Items from an interface collection:
- - - -

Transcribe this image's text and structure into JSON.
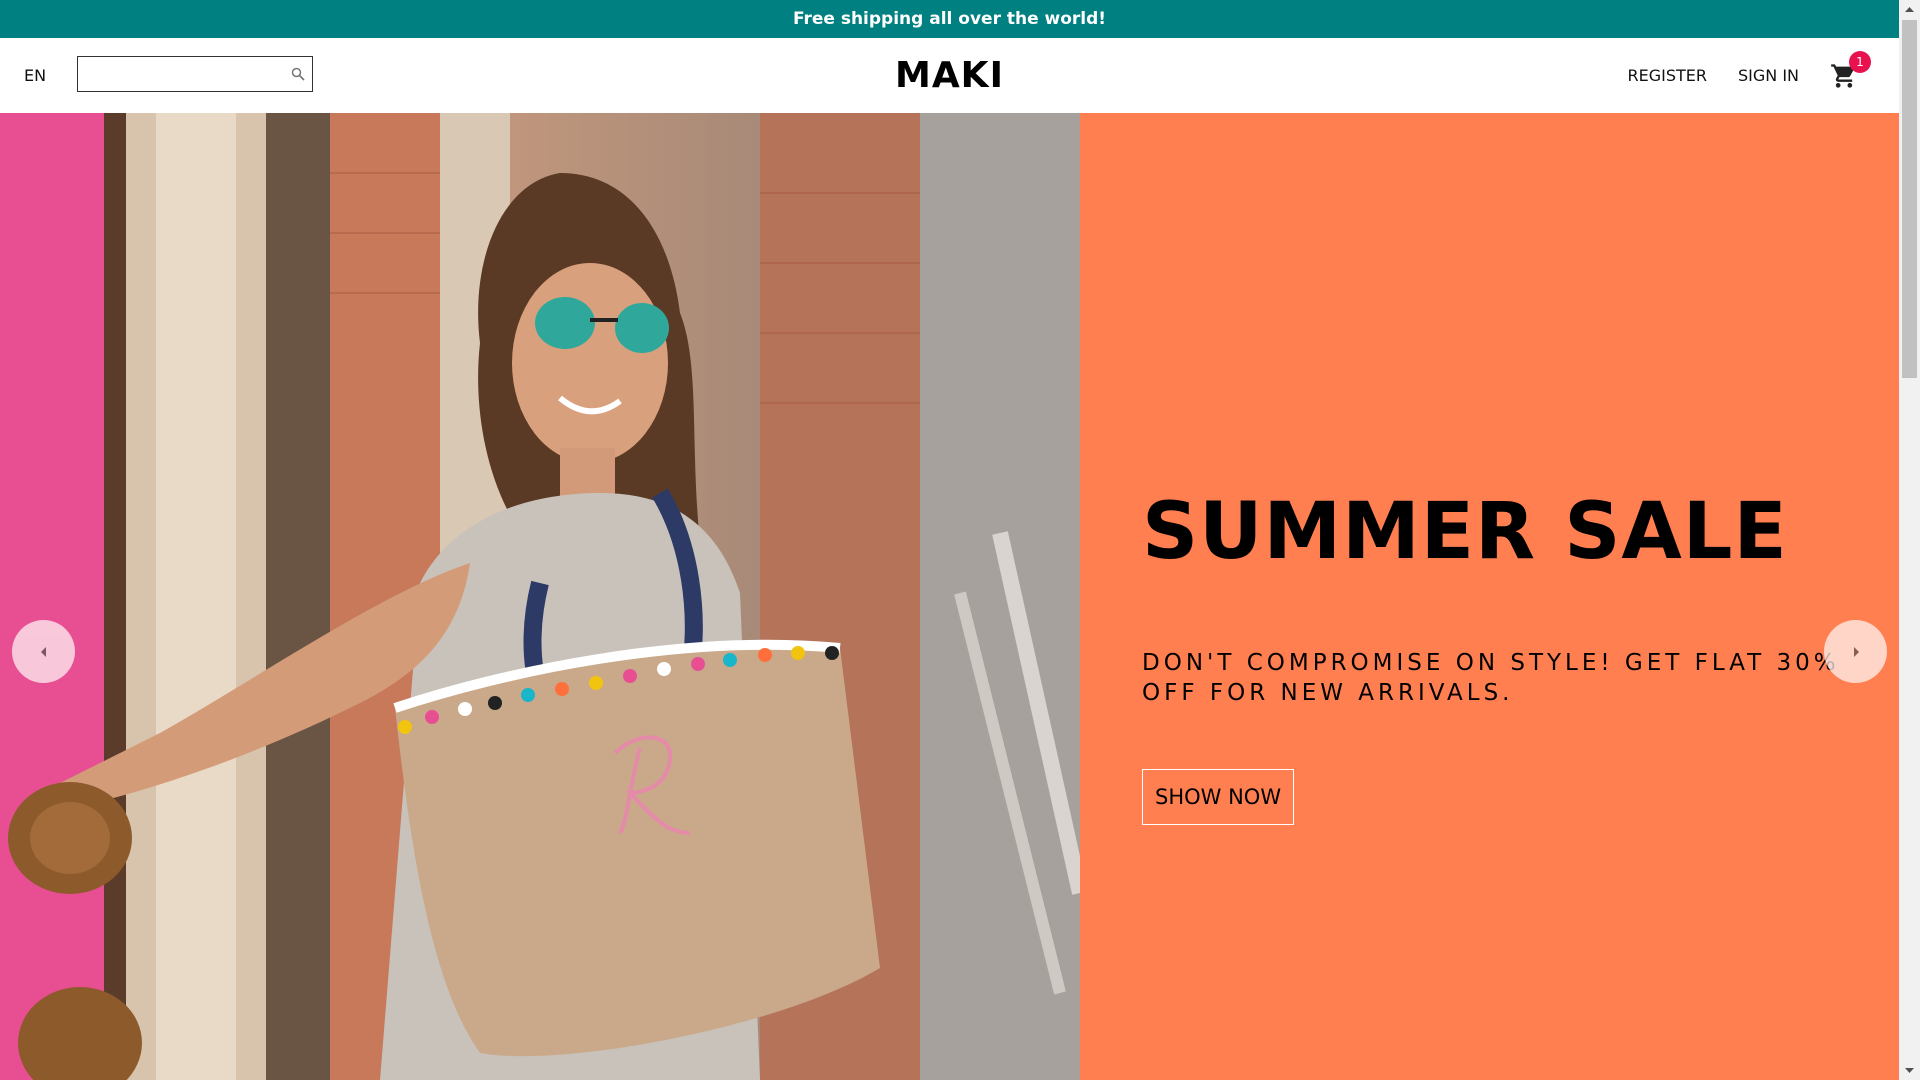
{
  "announcement": {
    "text": "Free shipping all over the world!"
  },
  "navbar": {
    "language": "EN",
    "search": {
      "value": "",
      "placeholder": ""
    },
    "logo": "MAKI",
    "register_label": "REGISTER",
    "signin_label": "SIGN IN",
    "cart_count": "1"
  },
  "slider": {
    "image": "woman with straw pom-pom tote bag, monogram R",
    "title": "SUMMER SALE",
    "description": "DON'T COMPROMISE ON STYLE! GET FLAT 30% OFF FOR NEW ARRIVALS.",
    "button_label": "SHOW NOW",
    "background_color": "#ff7f50"
  },
  "icons": {
    "search": "search-icon",
    "cart": "cart-icon",
    "prev": "chevron-left-icon",
    "next": "chevron-right-icon"
  },
  "colors": {
    "announcement_bg": "#008080",
    "badge": "#e8124f"
  }
}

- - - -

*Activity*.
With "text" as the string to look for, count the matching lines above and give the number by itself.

*Result of the task*.
2